do you usually tell people your an atheist, whether just in passing conversation or when the topic of religion comes up. i'm pretty outspoken on my anti-theism yet i feel i should to help in braking this taboo society has on criticizing religion. i try not to offensive to the person themselves but to their beliefs which they often take as a personal insult. i often get most of my flak from atheists themselves who feel we should be respectful of peoples beliefs, the ones who believe in belief, yet i just tell them that is total BS.
i don't like acting the asshole yet criticism i feel should be raised. what are your thoughts on this are you outspoken or quite about your atheism?
This is a topic which has probably been asked half a dozen times or so here on A|N (for example, have a look here), but no big deal.
My answer remains what it's been for the last several years: yes, I am totally open about my atheism. I will admit that living in a town like Cleveland, Ohio makes being open a lot easier than it would if I lived in, say, Jackson, Mississippi, but trust me, you'll find heathens even THERE. I'll admit I'm not much for wearing atheist T-shirts (not my style), but I'm starting to give serious thought to investing in a lapel pin for my suits and sport coats. Might start a conversation; might not. Other than that, I don't advertise my atheism, but if someone asks, I say so and I don't blink.
I am an atheist.
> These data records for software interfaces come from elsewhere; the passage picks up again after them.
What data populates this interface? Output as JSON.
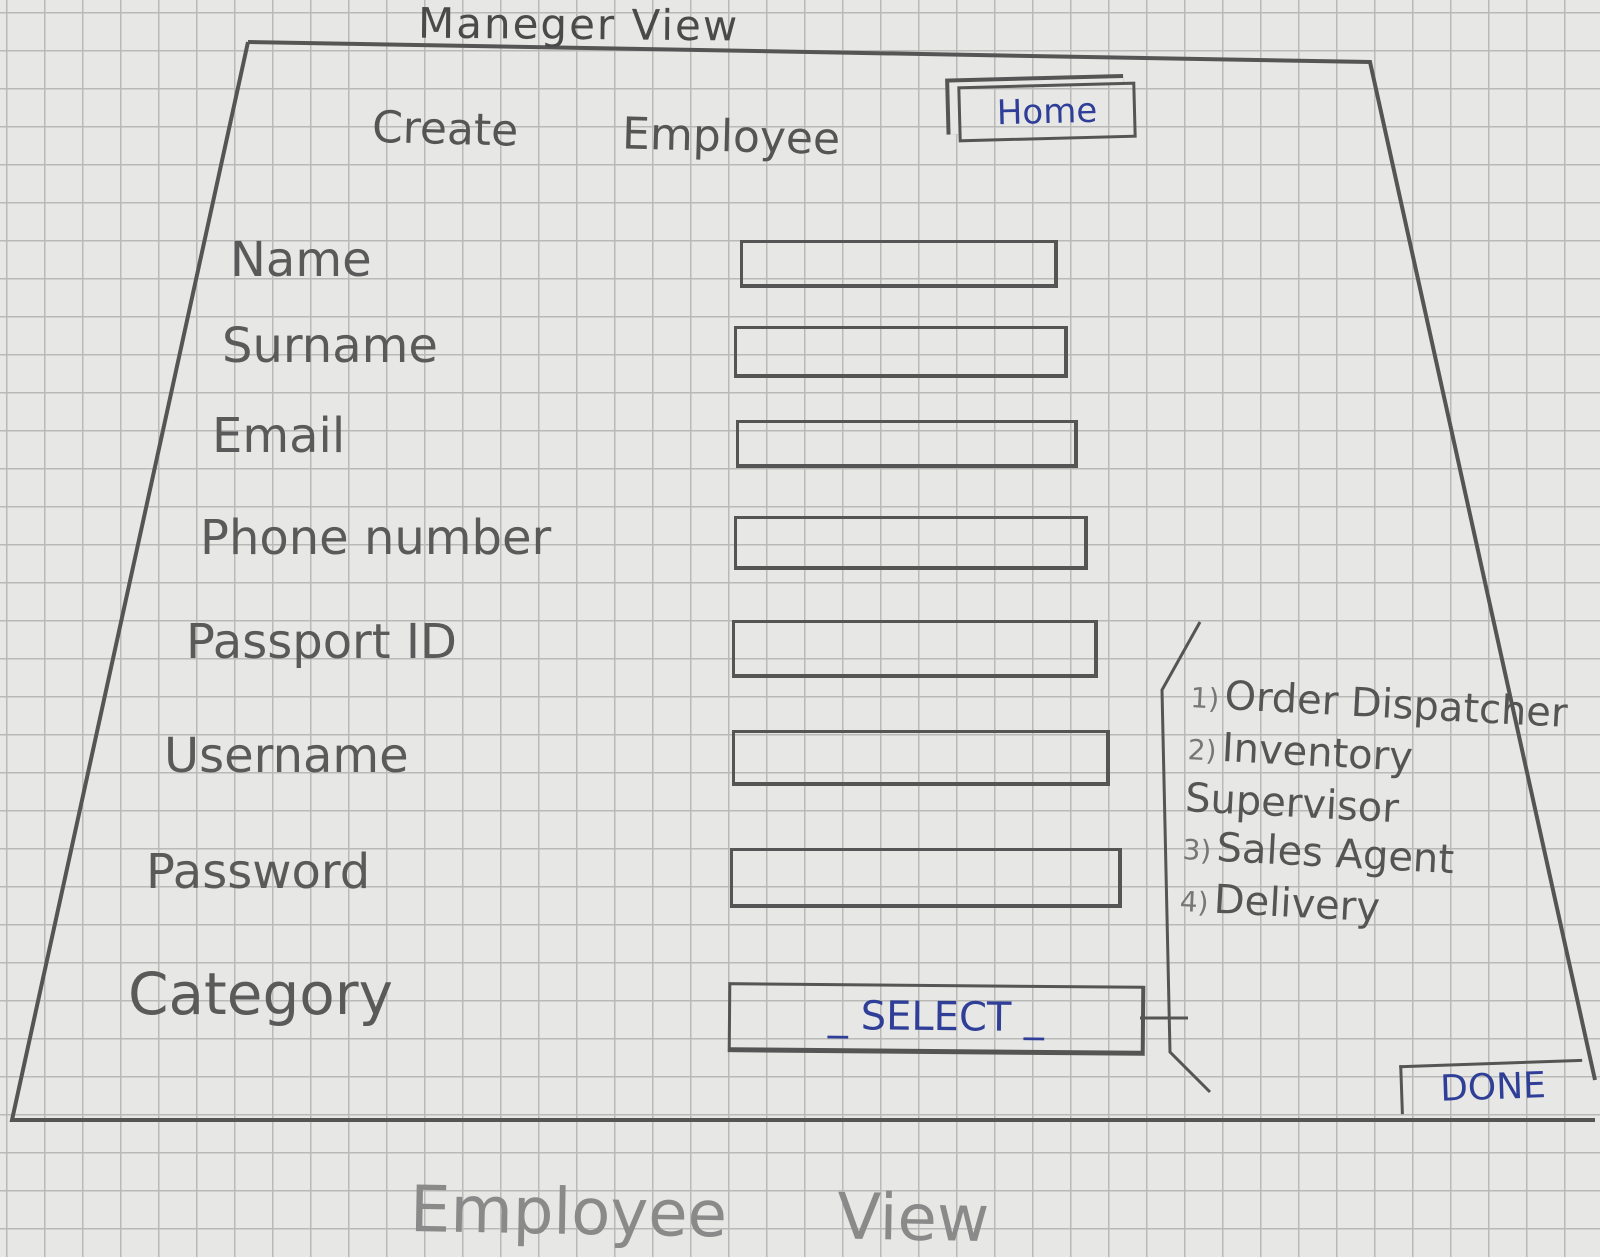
{
  "page_title": "Maneger View",
  "nav": {
    "home_label": "Home"
  },
  "form": {
    "heading": "Create Employee",
    "fields": [
      {
        "label": "Name"
      },
      {
        "label": "Surname"
      },
      {
        "label": "Email"
      },
      {
        "label": "Phone number"
      },
      {
        "label": "Passport ID"
      },
      {
        "label": "Username"
      },
      {
        "label": "Password"
      }
    ],
    "category": {
      "label": "Category",
      "selected": "_ SELECT _",
      "options": [
        {
          "num": "1)",
          "label": "Order Dispatcher"
        },
        {
          "num": "2)",
          "label": "Inventory Supervisor"
        },
        {
          "num": "3)",
          "label": "Sales Agent"
        },
        {
          "num": "4)",
          "label": "Delivery"
        }
      ]
    },
    "done_label": "DONE"
  },
  "footer_note": "Employee View"
}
I'm open about it to certain degrees. I can be almost militant with it, but needing to work a bit around here, I know who not to mention it to. The problem is that people talk and I already feel that I am blackballed coz of my beliefs. Nobody asks me if I'm atheist, they just exclude me jobwise.
This is when my mind says "fuck you and the horse you rode in on!" What I actually might say could be a different matter, but I will tell it like it is.
I never lie about it, but at times I want to be diplomatic - e.g. when teaching. The word atheist tells what you're not, not what you are, so I often say that I'm a humanist and they can work it out for themselves.
It depends on the person. My friends and relatives know for the most part and I am usually willing to tell people with whom I engage in conversations if it comes up. However, if a person is a fundamentalist or angry or combative, I choose not to discuss religion with them at all. I tell them (and it is the truth) my mother taught me not to discuss politics or religion, but to respect everyone's right to their personal viewpoint.
Once I was put on the spot by an unfriendly reporter. I told her about my mother joining the Presbyterian church after being a lifelong Methodist. I tried to explain to my mother that her Mehodist views were entirely opposed, but she merely replied, "It will all be clear when we get to Heaven." The reporter liked the story and printed it.